Thanks for information for Ehrenberg.
Down. Bromley Kent
My dear Sir
I write a line merely to acknowledge & thank you for your long & to me most agreeable letter & to tell you that I am in communication with Ehrenberg to find out more definitely, what objects he wishes for, and I will let you know in time for you to send me any likely objects to contain infusoria. I know thus far that his chief present object is the geographical range of infusoria, so that I cannot doubt, of all things, he would most value specimens from the Antarctic regions.—

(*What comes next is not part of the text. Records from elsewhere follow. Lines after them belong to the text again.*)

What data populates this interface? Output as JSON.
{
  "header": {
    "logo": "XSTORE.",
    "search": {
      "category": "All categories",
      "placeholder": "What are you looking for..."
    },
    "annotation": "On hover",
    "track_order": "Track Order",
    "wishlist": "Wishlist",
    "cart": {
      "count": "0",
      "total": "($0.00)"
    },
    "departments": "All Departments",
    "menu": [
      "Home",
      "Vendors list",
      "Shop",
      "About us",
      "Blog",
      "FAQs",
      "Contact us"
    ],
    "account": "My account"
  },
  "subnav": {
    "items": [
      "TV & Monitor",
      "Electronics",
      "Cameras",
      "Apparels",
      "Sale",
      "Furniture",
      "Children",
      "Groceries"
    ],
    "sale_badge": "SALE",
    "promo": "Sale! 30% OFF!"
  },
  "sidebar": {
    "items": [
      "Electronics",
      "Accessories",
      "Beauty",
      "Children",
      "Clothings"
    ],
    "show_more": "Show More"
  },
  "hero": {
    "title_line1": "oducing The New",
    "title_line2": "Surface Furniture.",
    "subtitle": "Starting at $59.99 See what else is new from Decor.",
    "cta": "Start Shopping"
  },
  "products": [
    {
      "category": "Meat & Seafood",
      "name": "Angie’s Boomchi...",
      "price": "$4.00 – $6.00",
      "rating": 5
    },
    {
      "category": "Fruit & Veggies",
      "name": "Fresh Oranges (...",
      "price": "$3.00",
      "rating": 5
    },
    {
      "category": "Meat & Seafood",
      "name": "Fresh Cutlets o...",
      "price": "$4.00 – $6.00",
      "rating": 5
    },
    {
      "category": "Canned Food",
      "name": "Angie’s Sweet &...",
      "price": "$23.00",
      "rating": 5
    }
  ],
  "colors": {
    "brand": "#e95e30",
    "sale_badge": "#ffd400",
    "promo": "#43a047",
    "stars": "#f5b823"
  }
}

Would not floating sea-weed probably still contain some attached to it— I am astonished at your description of the number of Infusoria in the far-antarctic seas.—
Once again I thank you for your letter, & I can hardly tell you, how much all your facts & opinions interest me.—

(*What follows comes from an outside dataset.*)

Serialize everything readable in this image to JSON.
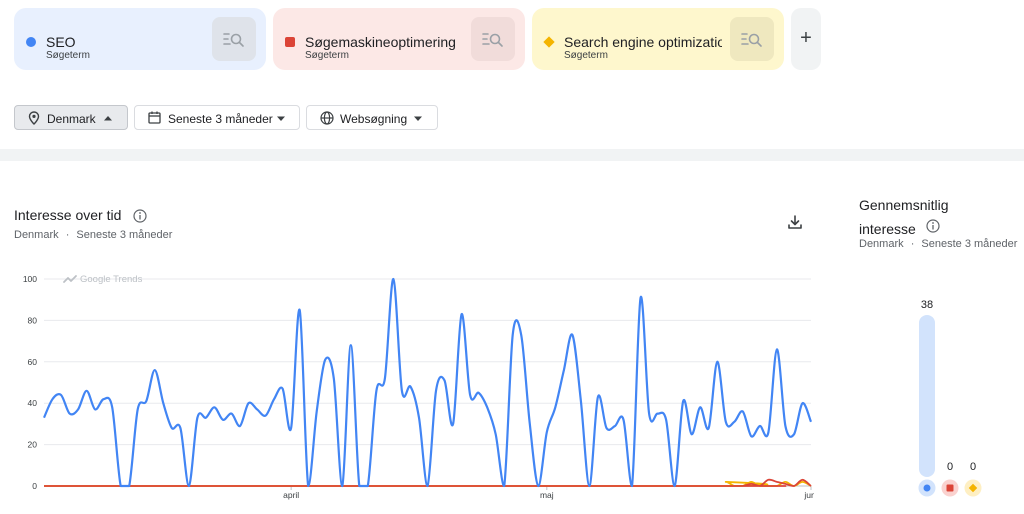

In Haste | mp; I can hardly tell you, how much all your facts & opinions interest me.—
In Haste | Believe me | Most truly yours | C. Darwin
PS. | Dr
I cannot doubt, Ehrenberg would value all your notes & drawings whether imperfect or perfect.
- f1 735.f1His travels were described in Dieffenbach 1843.
- f2 735.f2Dieffenbach trans. 1844.
- f3 735.f3Justus von Liebig, professor of chemistry in Giessen and patron of Ernst Dieffenbach.
- f4 735.f4Alexander von Humboldt. For his favourable opinion of CD's Journal of researches see Correspondence vol. 2, letter from Alexander von Humboldt, 18 September 1839.